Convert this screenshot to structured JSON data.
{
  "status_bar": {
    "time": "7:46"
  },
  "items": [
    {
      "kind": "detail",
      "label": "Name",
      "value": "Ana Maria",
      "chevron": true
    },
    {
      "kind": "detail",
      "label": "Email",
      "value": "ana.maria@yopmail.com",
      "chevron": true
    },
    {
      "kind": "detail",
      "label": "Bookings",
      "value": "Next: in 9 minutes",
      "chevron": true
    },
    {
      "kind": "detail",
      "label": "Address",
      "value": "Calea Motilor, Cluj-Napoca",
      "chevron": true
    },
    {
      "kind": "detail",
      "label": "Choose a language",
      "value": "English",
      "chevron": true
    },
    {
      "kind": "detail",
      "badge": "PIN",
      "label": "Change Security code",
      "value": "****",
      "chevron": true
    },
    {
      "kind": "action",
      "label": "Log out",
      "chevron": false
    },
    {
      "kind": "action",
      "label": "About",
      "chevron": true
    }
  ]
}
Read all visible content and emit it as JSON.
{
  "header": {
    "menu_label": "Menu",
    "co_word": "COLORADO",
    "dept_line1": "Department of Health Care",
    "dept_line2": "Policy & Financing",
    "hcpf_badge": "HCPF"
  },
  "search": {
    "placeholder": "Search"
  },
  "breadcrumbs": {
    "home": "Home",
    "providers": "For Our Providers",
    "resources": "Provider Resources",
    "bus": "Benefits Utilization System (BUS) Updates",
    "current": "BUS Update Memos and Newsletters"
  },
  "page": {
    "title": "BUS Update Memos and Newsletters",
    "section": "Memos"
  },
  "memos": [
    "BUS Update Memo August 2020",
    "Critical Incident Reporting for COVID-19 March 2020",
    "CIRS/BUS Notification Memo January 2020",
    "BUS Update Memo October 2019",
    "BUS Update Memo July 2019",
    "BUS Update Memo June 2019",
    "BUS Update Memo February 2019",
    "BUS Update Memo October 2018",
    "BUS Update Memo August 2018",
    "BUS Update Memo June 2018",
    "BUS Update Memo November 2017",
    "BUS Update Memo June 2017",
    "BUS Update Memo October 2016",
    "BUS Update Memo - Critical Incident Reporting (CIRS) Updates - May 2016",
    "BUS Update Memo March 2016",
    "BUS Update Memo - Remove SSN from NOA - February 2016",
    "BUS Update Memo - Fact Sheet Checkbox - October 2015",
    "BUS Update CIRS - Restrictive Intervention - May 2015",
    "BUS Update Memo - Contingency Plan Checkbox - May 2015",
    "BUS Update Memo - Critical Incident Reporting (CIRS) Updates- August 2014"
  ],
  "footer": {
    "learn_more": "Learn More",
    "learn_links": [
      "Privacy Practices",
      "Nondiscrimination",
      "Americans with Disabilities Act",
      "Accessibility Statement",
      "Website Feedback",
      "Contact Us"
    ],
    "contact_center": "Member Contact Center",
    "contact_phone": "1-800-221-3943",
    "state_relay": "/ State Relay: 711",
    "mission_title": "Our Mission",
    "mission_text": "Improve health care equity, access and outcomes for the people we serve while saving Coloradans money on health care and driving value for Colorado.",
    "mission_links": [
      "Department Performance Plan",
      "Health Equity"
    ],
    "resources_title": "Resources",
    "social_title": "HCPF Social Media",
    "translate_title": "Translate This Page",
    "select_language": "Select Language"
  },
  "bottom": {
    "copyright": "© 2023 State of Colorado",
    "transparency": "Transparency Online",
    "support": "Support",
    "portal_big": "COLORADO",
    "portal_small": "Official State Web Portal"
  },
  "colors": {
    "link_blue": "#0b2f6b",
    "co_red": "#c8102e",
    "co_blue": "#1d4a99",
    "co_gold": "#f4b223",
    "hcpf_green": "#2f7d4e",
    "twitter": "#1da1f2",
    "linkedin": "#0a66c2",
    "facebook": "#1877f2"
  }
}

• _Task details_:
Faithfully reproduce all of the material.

• _Output_:
Convert this screenshot to structured JSON data.
{
  "status_bar": {
    "time": "7:46"
  },
  "items": [
    {
      "kind": "detail",
      "label": "Name",
      "value": "Ana Maria",
      "chevron": true
    },
    {
      "kind": "detail",
      "label": "Email",
      "value": "ana.maria@yopmail.com",
      "chevron": true
    },
    {
      "kind": "detail",
      "label": "Bookings",
      "value": "Next: in 9 minutes",
      "chevron": true
    },
    {
      "kind": "detail",
      "label": "Address",
      "value": "Calea Motilor, Cluj-Napoca",
      "chevron": true
    },
    {
      "kind": "detail",
      "label": "Choose a language",
      "value": "English",
      "chevron": true
    },
    {
      "kind": "detail",
      "badge": "PIN",
      "label": "Change Security code",
      "value": "****",
      "chevron": true
    },
    {
      "kind": "action",
      "label": "Log out",
      "chevron": false
    },
    {
      "kind": "action",
      "label": "About",
      "chevron": true
    }
  ]
}
Read all visible content and emit it as JSON.
{
  "header": {
    "menu_label": "Menu",
    "co_word": "COLORADO",
    "dept_line1": "Department of Health Care",
    "dept_line2": "Policy & Financing",
    "hcpf_badge": "HCPF"
  },
  "search": {
    "placeholder": "Search"
  },
  "breadcrumbs": {
    "home": "Home",
    "providers": "For Our Providers",
    "resources": "Provider Resources",
    "bus": "Benefits Utilization System (BUS) Updates",
    "current": "BUS Update Memos and Newsletters"
  },
  "page": {
    "title": "BUS Update Memos and Newsletters",
    "section": "Memos"
  },
  "memos": [
    "BUS Update Memo August 2020",
    "Critical Incident Reporting for COVID-19 March 2020",
    "CIRS/BUS Notification Memo January 2020",
    "BUS Update Memo October 2019",
    "BUS Update Memo July 2019",
    "BUS Update Memo June 2019",
    "BUS Update Memo February 2019",
    "BUS Update Memo October 2018",
    "BUS Update Memo August 2018",
    "BUS Update Memo June 2018",
    "BUS Update Memo November 2017",
    "BUS Update Memo June 2017",
    "BUS Update Memo October 2016",
    "BUS Update Memo - Critical Incident Reporting (CIRS) Updates - May 2016",
    "BUS Update Memo March 2016",
    "BUS Update Memo - Remove SSN from NOA - February 2016",
    "BUS Update Memo - Fact Sheet Checkbox - October 2015",
    "BUS Update CIRS - Restrictive Intervention - May 2015",
    "BUS Update Memo - Contingency Plan Checkbox - May 2015",
    "BUS Update Memo - Critical Incident Reporting (CIRS) Updates- August 2014"
  ],
  "footer": {
    "learn_more": "Learn More",
    "learn_links": [
      "Privacy Practices",
      "Nondiscrimination",
      "Americans with Disabilities Act",
      "Accessibility Statement",
      "Website Feedback",
      "Contact Us"
    ],
    "contact_center": "Member Contact Center",
    "contact_phone": "1-800-221-3943",
    "state_relay": "/ State Relay: 711",
    "mission_title": "Our Mission",
    "mission_text": "Improve health care equity, access and outcomes for the people we serve while saving Coloradans money on health care and driving value for Colorado.",
    "mission_links": [
      "Department Performance Plan",
      "Health Equity"
    ],
    "resources_title": "Resources",
    "social_title": "HCPF Social Media",
    "translate_title": "Translate This Page",
    "select_language": "Select Language"
  },
  "bottom": {
    "copyright": "© 2023 State of Colorado",
    "transparency": "Transparency Online",
    "support": "Support",
    "portal_big": "COLORADO",
    "portal_small": "Official State Web Portal"
  },
  "colors": {
    "link_blue": "#0b2f6b",
    "co_red": "#c8102e",
    "co_blue": "#1d4a99",
    "co_gold": "#f4b223",
    "hcpf_green": "#2f7d4e",
    "twitter": "#1da1f2",
    "linkedin": "#0a66c2",
    "facebook": "#1877f2"
  }
}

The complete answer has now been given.